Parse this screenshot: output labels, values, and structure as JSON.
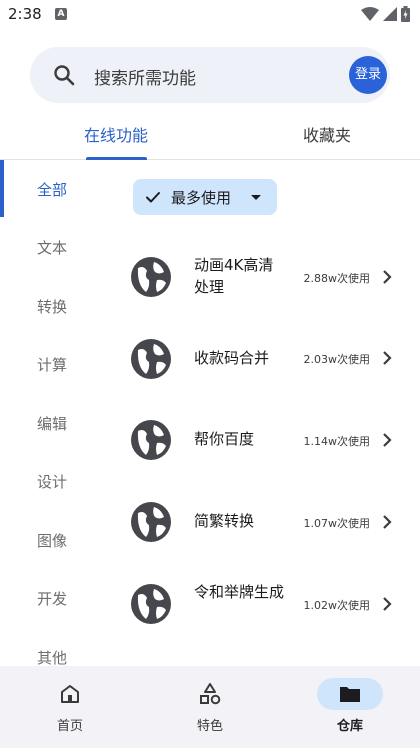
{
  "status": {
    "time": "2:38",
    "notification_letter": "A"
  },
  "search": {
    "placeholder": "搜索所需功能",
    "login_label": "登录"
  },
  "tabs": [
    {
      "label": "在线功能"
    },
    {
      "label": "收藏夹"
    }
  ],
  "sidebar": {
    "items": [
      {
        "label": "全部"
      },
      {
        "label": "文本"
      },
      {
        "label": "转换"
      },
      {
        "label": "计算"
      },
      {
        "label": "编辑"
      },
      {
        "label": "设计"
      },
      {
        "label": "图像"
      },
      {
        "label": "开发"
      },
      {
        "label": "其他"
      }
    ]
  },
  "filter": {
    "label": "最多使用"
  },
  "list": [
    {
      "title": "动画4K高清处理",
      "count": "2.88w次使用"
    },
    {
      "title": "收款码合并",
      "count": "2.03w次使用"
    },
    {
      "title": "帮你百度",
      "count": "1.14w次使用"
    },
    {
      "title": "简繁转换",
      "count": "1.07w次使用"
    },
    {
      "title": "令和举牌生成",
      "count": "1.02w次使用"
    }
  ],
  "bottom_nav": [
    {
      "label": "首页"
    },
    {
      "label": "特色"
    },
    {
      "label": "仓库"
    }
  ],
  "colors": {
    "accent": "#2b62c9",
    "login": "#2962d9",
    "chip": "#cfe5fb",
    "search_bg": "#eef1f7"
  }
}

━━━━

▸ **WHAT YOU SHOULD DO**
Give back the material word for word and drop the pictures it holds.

▸ **ANSWER**
Parse this screenshot: output labels, values, and structure as JSON.
{
  "status": {
    "time": "2:38",
    "notification_letter": "A"
  },
  "search": {
    "placeholder": "搜索所需功能",
    "login_label": "登录"
  },
  "tabs": [
    {
      "label": "在线功能"
    },
    {
      "label": "收藏夹"
    }
  ],
  "sidebar": {
    "items": [
      {
        "label": "全部"
      },
      {
        "label": "文本"
      },
      {
        "label": "转换"
      },
      {
        "label": "计算"
      },
      {
        "label": "编辑"
      },
      {
        "label": "设计"
      },
      {
        "label": "图像"
      },
      {
        "label": "开发"
      },
      {
        "label": "其他"
      }
    ]
  },
  "filter": {
    "label": "最多使用"
  },
  "list": [
    {
      "title": "动画4K高清处理",
      "count": "2.88w次使用"
    },
    {
      "title": "收款码合并",
      "count": "2.03w次使用"
    },
    {
      "title": "帮你百度",
      "count": "1.14w次使用"
    },
    {
      "title": "简繁转换",
      "count": "1.07w次使用"
    },
    {
      "title": "令和举牌生成",
      "count": "1.02w次使用"
    }
  ],
  "bottom_nav": [
    {
      "label": "首页"
    },
    {
      "label": "特色"
    },
    {
      "label": "仓库"
    }
  ],
  "colors": {
    "accent": "#2b62c9",
    "login": "#2962d9",
    "chip": "#cfe5fb",
    "search_bg": "#eef1f7"
  }
}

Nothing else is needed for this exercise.